— Why do they not put milk in a bag up here?
— Snow, snow, snow! I've never seen 2 feet of snow before I moved here.
— My neighbors watching me mow the first time I mowed at our house (seriously). Grass nazis!
— Smallville has been on the air nearly the whole time we've lived here.
— The feeling that I was a part of something special and divine at CCJ.
— The warehouse version of CCJ. I think it will be very hard to top the experience of those 3-4 years. I know you can never go back again but I miss that fellowship we had back then as a church of 200 and everybody was on mission together (it seemed). It's important not to live in the past though. Greater things are still to come.
— That first twentyfour7 small group and the closeness we had.
— All the milestones at CCJ (first Sunday at the new building, Easter with 1,200 people, 99 Days, etc.)
— I still have culture shock in many ways. I still don't like that people here don't and won't sing but I trust that God is teaching me something in leading the people here. Music isn't a priority here to a good 99% of the population, I have to accept that and work with what God has given me.
— Learning how to fully trust that God will supply all my needs and being thankful for His faithfulness to me even when I'm unfaithful to Him.

So many memories in the last decade, it's hard to write them all. We'll be here until God moves us.


OneBigHappy said...

Wow. I can really relate. We have had a very similar journey in some ways. Though we're still near our home towns. Thanks for sharing.

salguod said...

Milk in a bag? Really? How does that work? :-/

I can relate to some of that. It was 14 years ago in August that we quit our jobs and talked our way out of a lease to move to Columbus to start a new church. We had no jobs set up, not place to stay (lived in my sister's basement for a month) and no insurance. We had an 18 month old daughter and found out the day of the move that Maria was pregnant. It was a bit dicey for a time, but God saw us through, providing health insurance and an apartment even though we had no jobs.
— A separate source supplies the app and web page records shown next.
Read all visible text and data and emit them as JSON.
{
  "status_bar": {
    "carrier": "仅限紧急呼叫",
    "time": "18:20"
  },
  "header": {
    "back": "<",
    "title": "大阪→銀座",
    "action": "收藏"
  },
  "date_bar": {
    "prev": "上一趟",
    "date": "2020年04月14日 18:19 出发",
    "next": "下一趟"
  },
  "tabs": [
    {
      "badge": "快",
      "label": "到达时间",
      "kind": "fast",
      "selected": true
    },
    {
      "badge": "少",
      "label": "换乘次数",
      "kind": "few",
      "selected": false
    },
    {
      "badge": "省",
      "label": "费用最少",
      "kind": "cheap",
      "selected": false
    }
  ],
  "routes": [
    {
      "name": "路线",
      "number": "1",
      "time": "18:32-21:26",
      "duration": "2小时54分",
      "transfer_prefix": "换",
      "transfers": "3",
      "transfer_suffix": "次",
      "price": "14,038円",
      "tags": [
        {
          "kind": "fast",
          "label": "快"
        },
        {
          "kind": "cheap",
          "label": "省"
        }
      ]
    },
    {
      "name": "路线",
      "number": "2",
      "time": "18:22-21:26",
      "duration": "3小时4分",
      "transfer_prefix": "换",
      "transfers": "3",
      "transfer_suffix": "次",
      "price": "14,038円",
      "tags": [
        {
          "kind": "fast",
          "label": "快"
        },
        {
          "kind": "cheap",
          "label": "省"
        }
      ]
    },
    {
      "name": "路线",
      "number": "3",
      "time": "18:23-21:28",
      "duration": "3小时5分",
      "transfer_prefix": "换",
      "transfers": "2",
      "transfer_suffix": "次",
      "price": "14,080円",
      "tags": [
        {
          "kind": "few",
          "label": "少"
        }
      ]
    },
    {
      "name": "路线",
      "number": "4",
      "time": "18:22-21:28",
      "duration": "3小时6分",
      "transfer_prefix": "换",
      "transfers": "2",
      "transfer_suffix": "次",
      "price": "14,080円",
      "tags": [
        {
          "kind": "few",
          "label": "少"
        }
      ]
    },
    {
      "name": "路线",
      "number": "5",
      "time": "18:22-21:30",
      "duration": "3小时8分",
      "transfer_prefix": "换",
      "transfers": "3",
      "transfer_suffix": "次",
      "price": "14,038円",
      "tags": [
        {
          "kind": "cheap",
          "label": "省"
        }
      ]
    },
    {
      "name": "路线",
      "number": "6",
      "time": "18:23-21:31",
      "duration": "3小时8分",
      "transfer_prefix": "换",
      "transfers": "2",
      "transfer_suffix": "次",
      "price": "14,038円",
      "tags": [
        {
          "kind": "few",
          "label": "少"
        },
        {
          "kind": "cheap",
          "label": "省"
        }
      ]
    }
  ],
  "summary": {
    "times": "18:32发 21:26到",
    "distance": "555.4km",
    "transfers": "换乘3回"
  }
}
It's been quite a journey, thanks for sharing and prompting me to reflect on it again.

Daniel said...

A gallon of mile (in its plastic jug sacked with the other groceries ... that's what I meant. In Tennessee, milk was always bagged with the other groceries. Here, not so much.